“Since 4 of the 5 member cities are located around Xianyang, most of the achievements, like GDP and population increases are attributed to Xianyang. It does create any values for the effort of turning Xi’an into an international metropolis,” Zhang Baotong said. “The competition of interest also undermines the motivation of the Xi’an government and the Administrative Committee to construct Xixian New District.”
In April 2011, a year after the designation of Xixian New District, the Xianyang municipal government established the Beiyuan City in northwest of Xianyang. According to the Development Strategy, Beiyuan City is considered as “the main battlefield of Xianyang’s development in the coming decades.” One year later, on August 16th 2012, Xi’an municipal government established Weibei Industrial District in northeastern Xi’an.
“Currently, the development trend is tripartite confrontation but not integration,” Zhang Baotong observed. “Xianyang and Xi’an are trying to development their own district but not the Xixian New District.”
Responses from Government Officials

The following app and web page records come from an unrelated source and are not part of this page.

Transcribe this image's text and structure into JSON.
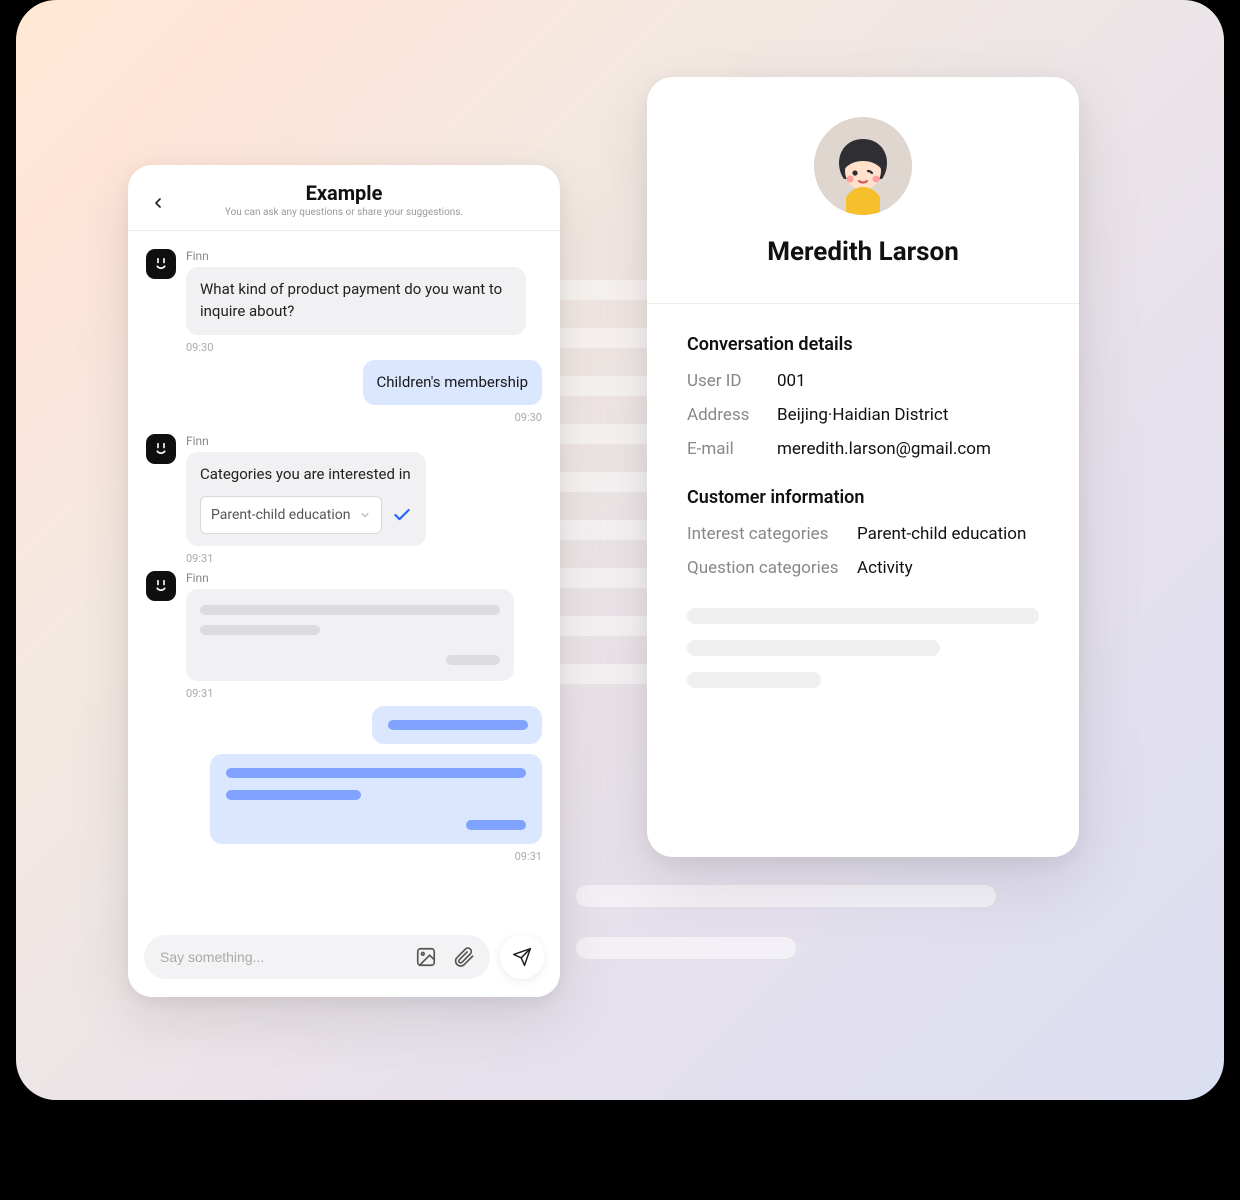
{
  "chat": {
    "title": "Example",
    "subtitle": "You can ask any questions or share your suggestions.",
    "bot_name": "Finn",
    "messages": {
      "m1": {
        "text": "What kind of product payment do you want to inquire about?",
        "time": "09:30"
      },
      "m2": {
        "text": "Children's membership",
        "time": "09:30"
      },
      "m3": {
        "text": "Categories you are interested in",
        "time": "09:31",
        "select_value": "Parent-child education"
      },
      "m4": {
        "time": "09:31"
      },
      "m5": {
        "time": "09:31"
      }
    },
    "input_placeholder": "Say something..."
  },
  "profile": {
    "name": "Meredith Larson",
    "conversation_section": "Conversation details",
    "user_id_label": "User ID",
    "user_id": "001",
    "address_label": "Address",
    "address": "Beijing·Haidian District",
    "email_label": "E-mail",
    "email": "meredith.larson@gmail.com",
    "customer_section": "Customer information",
    "interest_label": "Interest categories",
    "interest_value": "Parent-child education",
    "question_label": "Question categories",
    "question_value": "Activity"
  }
}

Facing public queries on issues regarding administrative division, Fan Weibin admitted that because Xi’an and Xianyang governments both have independent financial and political authorities, it is difficult for the DRC and Administrative Committee to promote the integration process.
“Take intercity bus system as an example, DRC has convened several meetings with Shaanxi, Xi’an and Xianyang Department of Transportation, but failed to reach an agreement,” Fan Weibin admitted.

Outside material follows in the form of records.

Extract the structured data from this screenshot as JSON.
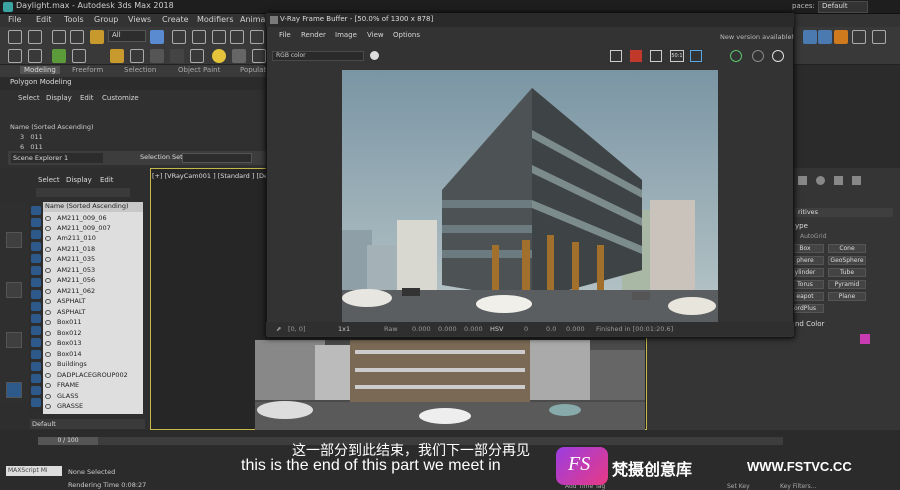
{
  "app": {
    "title": "Daylight.max - Autodesk 3ds Max 2018",
    "workspace_label": "paces:",
    "workspace_value": "Default"
  },
  "menubar": [
    "File",
    "Edit",
    "Tools",
    "Group",
    "Views",
    "Create",
    "Modifiers",
    "Animat"
  ],
  "toolbar": {
    "selection_filter": "All"
  },
  "ribbon": {
    "tabs": [
      "Modeling",
      "Freeform",
      "Selection",
      "Object Paint",
      "Populat"
    ],
    "sub_tab": "Polygon Modeling"
  },
  "scene_explorer_top": {
    "menu": [
      "Select",
      "Display",
      "Edit",
      "Customize"
    ],
    "header": "Name (Sorted Ascending)",
    "rows": [
      {
        "num": "3",
        "name": "011"
      },
      {
        "num": "6",
        "name": "011"
      }
    ],
    "explorer_name": "Scene Explorer 1",
    "selection_set_label": "Selection Set:"
  },
  "left_explorer": {
    "menu": [
      "Select",
      "Display",
      "Edit"
    ],
    "header": "Name (Sorted Ascending)",
    "items": [
      "AM211_009_06",
      "AM211_009_007",
      "Am211_010",
      "AM211_018",
      "AM211_035",
      "AM211_053",
      "AM211_056",
      "AM211_062",
      "ASPHALT",
      "ASPHALT",
      "Box011",
      "Box012",
      "Box013",
      "Box014",
      "Buildings",
      "DADPLACEGROUP002",
      "FRAME",
      "GLASS",
      "GRASSE"
    ],
    "layer": "Default"
  },
  "viewport": {
    "label": "[+] [VRayCam001 ] [Standard ] [Defa..."
  },
  "vfb": {
    "title": "V-Ray Frame Buffer - [50.0% of 1300 x 878]",
    "menu": [
      "File",
      "Render",
      "Image",
      "View",
      "Options"
    ],
    "new_version": "New version available!",
    "channel": "RGB color",
    "zoom_btn": "50:1",
    "status": {
      "coords": "[0, 0]",
      "ratio": "1x1",
      "raw": "Raw",
      "raw_vals": [
        "0.000",
        "0.000",
        "0.000"
      ],
      "mode": "HSV",
      "hsv_vals": [
        "0",
        "0.0",
        "0.000"
      ],
      "finished": "Finished in [00:01:20.6]"
    }
  },
  "command_panel": {
    "rollout": "ritives",
    "type_header": "ype",
    "autogrid": "AutoGrid",
    "buttons": [
      "Box",
      "Cone",
      "phere",
      "GeoSphere",
      "ylinder",
      "Tube",
      "Torus",
      "Pyramid",
      "eapot",
      "Plane",
      "ordPlus"
    ],
    "color_header": "nd Color"
  },
  "bottom": {
    "frame": "0 / 100",
    "maxscript": "MAXScript Mi",
    "status1": "None Selected",
    "status2": "Rendering Time 0:08:27",
    "add_time_tag": "Add Time Tag",
    "set_key": "Set Key",
    "key_filters": "Key Filters..."
  },
  "subtitle": {
    "cn": "这一部分到此结束，我们下一部分再见",
    "en": "this is the end of this part we meet in"
  },
  "watermark": {
    "logo": "FS",
    "brand": "梵摄创意库",
    "site": "WWW.FSTVC.CC"
  },
  "colors": {
    "accent": "#2d5a8a",
    "viewport_border": "#c8b84a",
    "logo": "#c93bb0"
  }
}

Some government officials have also expressed their interpretations of reasons for the slow pace of construction.
“You can’t expect the integration process and the construction of Xixian New District to have a substantial breakthrough in a few years,” Fan Weibin said. “It is a long-term development strategy. The construction of Binhai New District in Tianjin has taken more than ten years. ”
Zhu Fangang, an officer in the Industrial Policy and Regional Economic Branch of the Xianyang DRC, said that the integration process is proceeding in an orderly manner and the slow pace is not out of the ordinary.

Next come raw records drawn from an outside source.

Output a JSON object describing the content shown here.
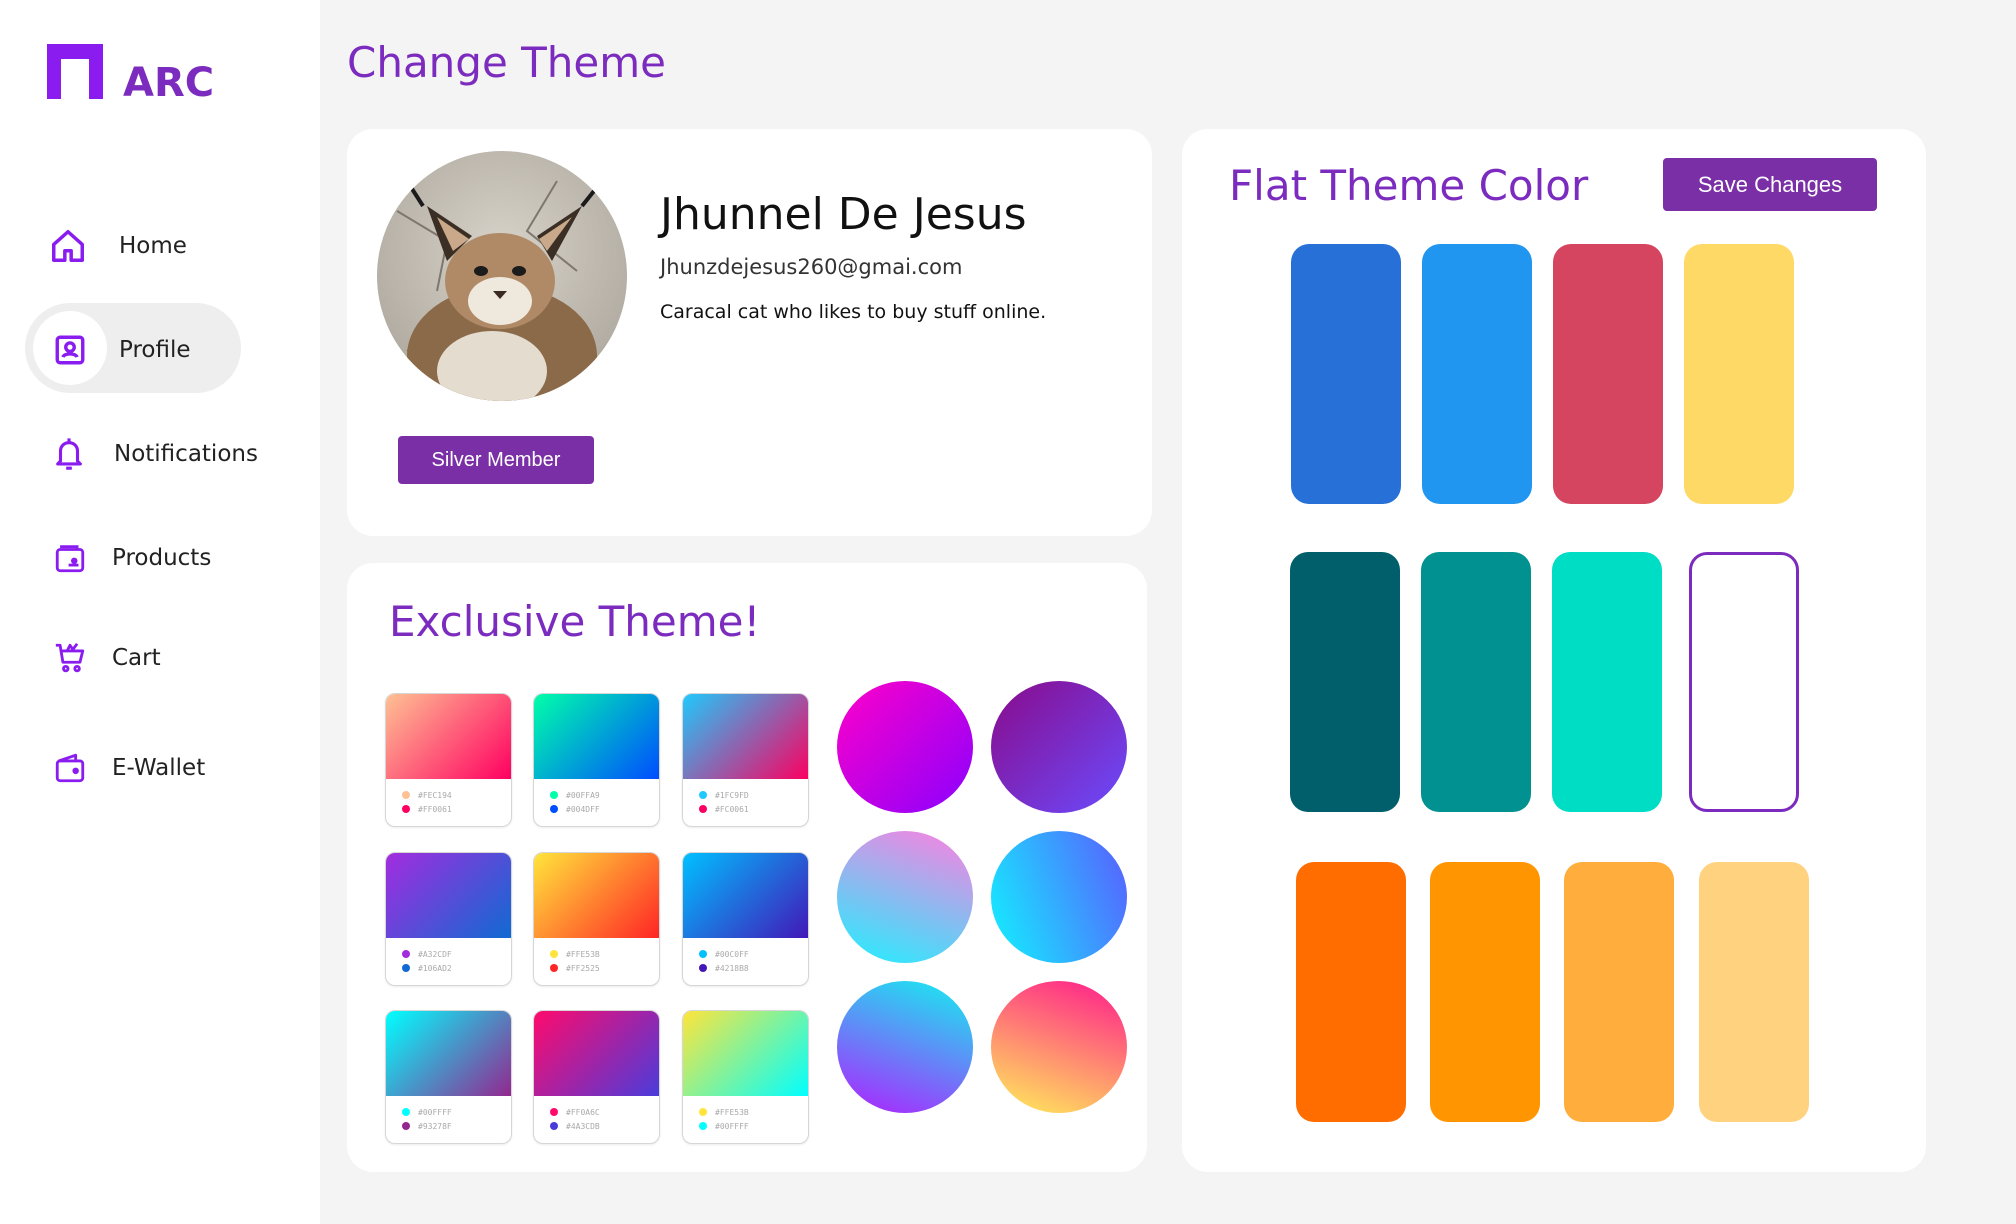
{
  "app": {
    "logo_text": "ARC"
  },
  "page": {
    "title": "Change Theme"
  },
  "sidebar": {
    "items": [
      {
        "label": "Home",
        "icon": "home-icon"
      },
      {
        "label": "Profile",
        "icon": "profile-icon",
        "active": true
      },
      {
        "label": "Notifications",
        "icon": "bell-icon"
      },
      {
        "label": "Products",
        "icon": "products-icon"
      },
      {
        "label": "Cart",
        "icon": "cart-icon"
      },
      {
        "label": "E-Wallet",
        "icon": "wallet-icon"
      }
    ]
  },
  "profile": {
    "name": "Jhunnel De Jesus",
    "email": "Jhunzdejesus260@gmai.com",
    "bio": "Caracal cat who likes to buy stuff online.",
    "membership": "Silver Member"
  },
  "exclusive": {
    "title": "Exclusive Theme!",
    "gradient_cards": [
      {
        "colors": [
          "#FEC194",
          "#FF0061"
        ]
      },
      {
        "colors": [
          "#00FFA9",
          "#004DFF"
        ]
      },
      {
        "colors": [
          "#1FC9FD",
          "#FC0061"
        ]
      },
      {
        "colors": [
          "#A32CDF",
          "#106AD2"
        ]
      },
      {
        "colors": [
          "#FFE53B",
          "#FF2525"
        ]
      },
      {
        "colors": [
          "#00C0FF",
          "#4218B8"
        ]
      },
      {
        "colors": [
          "#00FFFF",
          "#93278F"
        ]
      },
      {
        "colors": [
          "#FF0A6C",
          "#4A3CDB"
        ]
      },
      {
        "colors": [
          "#FFE53B",
          "#00FFFF"
        ]
      }
    ],
    "gradient_circles": [
      {
        "colors": [
          "#ff00c8",
          "#8a00ff"
        ]
      },
      {
        "colors": [
          "#8a0a8a",
          "#6a4cff"
        ]
      },
      {
        "colors": [
          "#ff80e0",
          "#1ff0ff"
        ]
      },
      {
        "colors": [
          "#5a5cff",
          "#11f3ff"
        ]
      },
      {
        "colors": [
          "#15f0f0",
          "#b020ff"
        ]
      },
      {
        "colors": [
          "#ffef5a",
          "#ff1a8c"
        ]
      }
    ]
  },
  "flat": {
    "title": "Flat Theme Color",
    "save_label": "Save Changes",
    "swatches": [
      "#2670d8",
      "#2196f0",
      "#d64560",
      "#ffd966",
      "#005f6b",
      "#009190",
      "#00ddc5",
      "#ffffff",
      "#ff6d00",
      "#ff9500",
      "#ffad3c",
      "#ffd280"
    ],
    "selected_index": 7
  },
  "colors": {
    "accent": "#7b2cbf",
    "button": "#7b2fa6"
  }
}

“The public views the integration pace as slow because the early works, such as unifying area codes, can present immediate results, while the results of current works on the construction of infrastructure are not obvious in the short-term.,” Zhu Fangang explained.
Jia Yuanhao, a Xianyang citizen who lives in the nearby Qin-Han City, expressed a similar opinion.
“Although there is not much business investment yet, the achievement of environmental management is visible. No one would believe that right here used to be a discarded, dirty and messy village,” Jia Yuanhao reflected.
Li Ziqing, the director of Shaanxi Construction Bureau, said that the lack of national support is another important factor that impedes the construction of Xixian New District.
According to Li Ziqing, since 2010, when Shaanxi provincial government first came up with the idea of Xixian New District, the mission was to make the district a national pilot region for comprehensive reforms. However, because the integration of Xi’an and Xianyang is a project of the local authorities and not in accordance with policies of the state in developing trans-provincial economic zones, Xixian New District was not recognized by the central government until January 2014.
“Now Xixian New District has become a national district like Binhai New District. It can enjoy the benefits of preferential policies. With the support of national and Shaanxi provincial government, Xixian New District has a good development prospect. ” Li Ziqing said.
Also, Fan Weibin said despite all the complications and setbacks, the construction of Xixian New District has achieved several of its goals.
“The GDP of Xixian New District in the first half of 2014 is 170.37 million RMB, attaining a year-to-year growth of 12.3%,” said Fan Weibin. “I have confidence that in the future, it will make more progress.”